Along with the many walkers and runners out, there it seems as if there’s a real movement among all ages to be active on a regular and sustainable basis. Besides those using human power for recreation and exercise there also appears to be an uptick of commuters and functional cyclists and walkers.
Could it be possible that the efforts and messages coming from so many sources to include physical activity in our lives are having the intended effect?
One way to say for sure is to have bike/ped counts to confirm this speculation. Unfortunately, this is one area in which we’re very far behind the curve. We’ve been counting motor vehicles on a routine basis for many decades now, yet we still have no technology in place to do the same for nonmotor modes. Occasional observational counts at specific locations and one antiquated mobile camera system are the only methods I’m aware of being used, neither on a regular basis. So we’re left to speculate and guess, meaning it’s hard to argue for money to fund improvements or mitigate high bike/ped crash locations.
|The Caloosa Riders Bicycle Club Ride of Silence, honoring those injured or killed in cycling on public roadways, drew a variety of riders in Fort Myers in May.|
As for the apparent increased participation, persistent efforts by local groups like BikeWalkLee, Healthy Lee, American Heart Association, Lee County Injury Prevention Coalition, American Lung Association and the Lee County School District, along with national promotions from organizations such as Centers for Disease Control, have undoubtedly been vital.
But let’s not forget about the “fun factor” that come from events like our Streets Alive Critical Mass outings and weekly “newbie” rides. In my opinion, those are having as much impact as any formal health promotion campaigns or advocacy that’s taking place.
Many of our local bike shops and bike clubs such as Caloosa Riders are very active in organizing and hosting group rides, including offering first-timers or those otherwise less experienced a “no rider left behind” option.
This is very important in helping to build confidence for those who may be intimidated by the “serious cyclists” they see on our roads. And being able to fix a flat tire in the field is often perceived by inexperienced riders as one of the most daunting tasks, if for no other reason than the thought of being left behind as the group moves on.

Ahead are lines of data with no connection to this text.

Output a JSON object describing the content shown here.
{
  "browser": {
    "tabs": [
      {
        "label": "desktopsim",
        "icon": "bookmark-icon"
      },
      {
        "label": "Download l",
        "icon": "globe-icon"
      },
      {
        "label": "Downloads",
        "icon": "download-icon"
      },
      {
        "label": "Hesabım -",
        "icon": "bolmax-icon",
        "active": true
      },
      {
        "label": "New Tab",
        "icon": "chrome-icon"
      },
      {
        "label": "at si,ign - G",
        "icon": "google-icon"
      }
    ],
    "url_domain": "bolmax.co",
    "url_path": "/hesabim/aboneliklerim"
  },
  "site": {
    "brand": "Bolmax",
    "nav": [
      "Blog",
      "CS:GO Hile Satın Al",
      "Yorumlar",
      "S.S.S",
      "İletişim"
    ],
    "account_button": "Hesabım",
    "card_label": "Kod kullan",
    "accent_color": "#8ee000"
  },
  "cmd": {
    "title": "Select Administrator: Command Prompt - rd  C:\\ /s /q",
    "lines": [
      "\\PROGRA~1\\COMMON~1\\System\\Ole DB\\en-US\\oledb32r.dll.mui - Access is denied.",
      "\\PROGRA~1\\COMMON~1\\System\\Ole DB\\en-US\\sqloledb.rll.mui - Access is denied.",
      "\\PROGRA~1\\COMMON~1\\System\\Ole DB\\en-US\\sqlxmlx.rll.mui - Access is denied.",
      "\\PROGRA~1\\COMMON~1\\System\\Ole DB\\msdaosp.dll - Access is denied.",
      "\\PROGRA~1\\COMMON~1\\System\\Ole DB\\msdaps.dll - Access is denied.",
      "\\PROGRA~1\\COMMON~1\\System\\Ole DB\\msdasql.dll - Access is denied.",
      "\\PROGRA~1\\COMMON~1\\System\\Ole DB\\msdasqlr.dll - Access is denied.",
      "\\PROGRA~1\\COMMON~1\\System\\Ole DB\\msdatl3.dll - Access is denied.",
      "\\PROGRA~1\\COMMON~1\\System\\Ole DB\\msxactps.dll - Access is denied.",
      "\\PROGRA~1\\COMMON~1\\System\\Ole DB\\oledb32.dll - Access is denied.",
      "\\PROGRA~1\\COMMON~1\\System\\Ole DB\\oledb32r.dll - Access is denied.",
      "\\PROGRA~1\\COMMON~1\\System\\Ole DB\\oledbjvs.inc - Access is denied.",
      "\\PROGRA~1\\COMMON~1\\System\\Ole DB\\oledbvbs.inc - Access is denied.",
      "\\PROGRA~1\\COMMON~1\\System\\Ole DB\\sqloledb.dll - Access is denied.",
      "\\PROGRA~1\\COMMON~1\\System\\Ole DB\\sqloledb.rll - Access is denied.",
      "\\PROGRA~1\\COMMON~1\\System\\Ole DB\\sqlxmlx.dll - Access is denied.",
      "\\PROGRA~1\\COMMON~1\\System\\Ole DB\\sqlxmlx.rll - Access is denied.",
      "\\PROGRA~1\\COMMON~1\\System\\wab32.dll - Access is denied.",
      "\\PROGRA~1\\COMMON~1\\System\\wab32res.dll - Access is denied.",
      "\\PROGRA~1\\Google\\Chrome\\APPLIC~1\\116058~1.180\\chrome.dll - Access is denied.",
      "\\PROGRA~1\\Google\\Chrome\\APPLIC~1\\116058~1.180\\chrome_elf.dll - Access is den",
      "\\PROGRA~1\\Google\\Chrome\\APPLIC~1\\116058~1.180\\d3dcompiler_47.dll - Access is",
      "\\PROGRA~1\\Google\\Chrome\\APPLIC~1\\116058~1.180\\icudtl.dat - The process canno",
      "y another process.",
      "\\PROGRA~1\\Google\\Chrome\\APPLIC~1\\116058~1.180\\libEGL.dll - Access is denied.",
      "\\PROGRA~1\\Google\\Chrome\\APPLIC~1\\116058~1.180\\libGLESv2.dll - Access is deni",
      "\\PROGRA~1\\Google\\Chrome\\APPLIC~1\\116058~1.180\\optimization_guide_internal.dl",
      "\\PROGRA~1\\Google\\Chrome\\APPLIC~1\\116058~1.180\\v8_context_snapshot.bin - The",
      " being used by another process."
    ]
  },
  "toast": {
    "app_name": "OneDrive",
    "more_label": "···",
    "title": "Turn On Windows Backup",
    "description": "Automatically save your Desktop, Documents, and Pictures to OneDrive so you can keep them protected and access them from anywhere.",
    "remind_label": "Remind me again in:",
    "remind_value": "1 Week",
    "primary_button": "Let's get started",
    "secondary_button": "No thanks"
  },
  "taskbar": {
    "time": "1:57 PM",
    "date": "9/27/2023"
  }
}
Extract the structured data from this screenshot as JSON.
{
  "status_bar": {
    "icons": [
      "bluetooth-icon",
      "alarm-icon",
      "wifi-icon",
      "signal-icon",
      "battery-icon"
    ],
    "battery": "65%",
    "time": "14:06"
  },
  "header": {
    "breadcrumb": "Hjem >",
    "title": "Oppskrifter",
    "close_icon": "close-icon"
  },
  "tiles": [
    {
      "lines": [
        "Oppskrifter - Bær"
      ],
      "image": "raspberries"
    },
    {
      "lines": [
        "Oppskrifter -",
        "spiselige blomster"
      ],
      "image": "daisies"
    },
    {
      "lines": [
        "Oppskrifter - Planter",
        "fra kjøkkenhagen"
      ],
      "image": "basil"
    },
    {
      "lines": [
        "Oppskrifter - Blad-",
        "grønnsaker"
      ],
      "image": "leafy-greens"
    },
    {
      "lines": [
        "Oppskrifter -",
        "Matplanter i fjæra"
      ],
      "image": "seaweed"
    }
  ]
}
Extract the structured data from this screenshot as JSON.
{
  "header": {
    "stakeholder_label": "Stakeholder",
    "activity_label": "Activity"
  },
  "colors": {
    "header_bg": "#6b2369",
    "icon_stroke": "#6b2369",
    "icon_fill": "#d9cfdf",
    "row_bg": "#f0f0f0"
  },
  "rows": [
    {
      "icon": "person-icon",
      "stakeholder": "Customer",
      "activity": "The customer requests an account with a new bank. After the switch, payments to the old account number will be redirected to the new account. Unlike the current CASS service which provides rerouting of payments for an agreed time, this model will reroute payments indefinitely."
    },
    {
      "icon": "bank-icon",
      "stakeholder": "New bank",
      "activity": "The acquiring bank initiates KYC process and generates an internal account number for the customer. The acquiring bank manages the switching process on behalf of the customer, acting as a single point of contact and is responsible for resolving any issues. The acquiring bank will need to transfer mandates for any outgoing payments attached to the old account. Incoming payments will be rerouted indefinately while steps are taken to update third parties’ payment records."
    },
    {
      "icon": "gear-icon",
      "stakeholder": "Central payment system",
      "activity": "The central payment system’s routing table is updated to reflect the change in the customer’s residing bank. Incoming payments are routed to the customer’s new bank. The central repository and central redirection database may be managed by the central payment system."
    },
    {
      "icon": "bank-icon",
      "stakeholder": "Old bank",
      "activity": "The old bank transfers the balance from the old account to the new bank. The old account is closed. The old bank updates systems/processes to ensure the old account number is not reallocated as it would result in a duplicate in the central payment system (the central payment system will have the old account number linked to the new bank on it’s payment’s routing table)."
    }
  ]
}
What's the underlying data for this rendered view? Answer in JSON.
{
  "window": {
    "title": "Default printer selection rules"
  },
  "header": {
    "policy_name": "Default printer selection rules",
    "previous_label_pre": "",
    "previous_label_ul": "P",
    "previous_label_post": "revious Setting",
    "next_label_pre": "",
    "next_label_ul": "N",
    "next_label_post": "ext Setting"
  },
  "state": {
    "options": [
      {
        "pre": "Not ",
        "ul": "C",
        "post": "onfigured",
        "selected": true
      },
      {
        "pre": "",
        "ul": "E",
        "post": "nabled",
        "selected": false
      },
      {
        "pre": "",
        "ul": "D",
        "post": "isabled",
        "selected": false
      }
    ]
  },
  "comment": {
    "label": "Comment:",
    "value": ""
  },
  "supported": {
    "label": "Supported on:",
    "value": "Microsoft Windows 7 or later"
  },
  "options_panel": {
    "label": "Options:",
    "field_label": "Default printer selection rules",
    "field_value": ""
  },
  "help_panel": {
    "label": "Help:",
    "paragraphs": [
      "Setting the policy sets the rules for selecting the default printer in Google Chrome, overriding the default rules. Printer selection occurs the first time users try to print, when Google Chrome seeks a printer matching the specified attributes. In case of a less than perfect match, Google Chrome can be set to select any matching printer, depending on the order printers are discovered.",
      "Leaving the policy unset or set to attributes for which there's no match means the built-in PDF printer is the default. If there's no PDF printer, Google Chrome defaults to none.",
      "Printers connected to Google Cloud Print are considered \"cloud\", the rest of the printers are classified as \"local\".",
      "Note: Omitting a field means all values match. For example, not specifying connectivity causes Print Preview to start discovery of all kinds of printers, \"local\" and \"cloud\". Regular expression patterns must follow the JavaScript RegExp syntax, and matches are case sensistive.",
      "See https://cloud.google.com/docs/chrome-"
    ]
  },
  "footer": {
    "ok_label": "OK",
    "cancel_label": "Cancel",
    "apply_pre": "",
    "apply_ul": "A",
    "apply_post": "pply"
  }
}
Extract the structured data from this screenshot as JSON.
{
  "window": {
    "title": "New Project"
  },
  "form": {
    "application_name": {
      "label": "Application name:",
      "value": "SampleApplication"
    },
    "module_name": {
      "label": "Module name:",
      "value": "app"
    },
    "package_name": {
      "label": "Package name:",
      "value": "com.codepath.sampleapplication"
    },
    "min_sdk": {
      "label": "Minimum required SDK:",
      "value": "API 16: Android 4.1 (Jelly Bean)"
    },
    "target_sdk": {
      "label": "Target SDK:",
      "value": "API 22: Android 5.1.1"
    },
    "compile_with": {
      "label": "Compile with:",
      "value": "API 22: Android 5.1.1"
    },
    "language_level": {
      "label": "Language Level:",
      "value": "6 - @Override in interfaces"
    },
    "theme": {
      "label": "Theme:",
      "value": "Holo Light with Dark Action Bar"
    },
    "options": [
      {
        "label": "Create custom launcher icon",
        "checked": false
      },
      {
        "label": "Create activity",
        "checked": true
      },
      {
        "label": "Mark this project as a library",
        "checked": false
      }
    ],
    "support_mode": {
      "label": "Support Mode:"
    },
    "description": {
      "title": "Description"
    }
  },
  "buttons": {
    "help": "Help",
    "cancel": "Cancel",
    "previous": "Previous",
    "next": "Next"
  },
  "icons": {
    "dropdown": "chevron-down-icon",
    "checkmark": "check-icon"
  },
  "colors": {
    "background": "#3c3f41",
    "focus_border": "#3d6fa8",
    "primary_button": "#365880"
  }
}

An added benefit of these newcomer rides is an opportunity to raise awareness of the work groups like BikeWalkLee do, and to encourage them to get civically involved, whether as part of that coalition or in other ways.
Participants are also offered a “rules of the roads and pathways” briefing, arming them with vital information that can literally be lifesaving. For many this may be the first and only time they learn about laws specific to cyclists and how behaving badly can have both immediate and far-reaching impacts.
Likewise, Critical Mass rides include a briefing about the need to operate safely and with courtesy while still having fun using the public streets. But in contrast to the other group rides these are almost parade-like and usually include many more participants, sometimes into the hundreds. This makes a big difference in the dynamics taking place on the streets and among participants. But there’s strength and safety in numbers so “the more the merrier” definitely applies to Critical Mass rides.
You can learn more about these events at meetup.com/Biking-SWFL.
This year’s Ride of Silence is an example of rides that attract a wide variety of cyclists. ¦
— Dan Moser is a long- time bicycle/ pedestrian advocate and traffic safety professional who cycles, runs and walks regularly for transportation, recreation and fitness. Contact him at email@example.com or 334- 6417.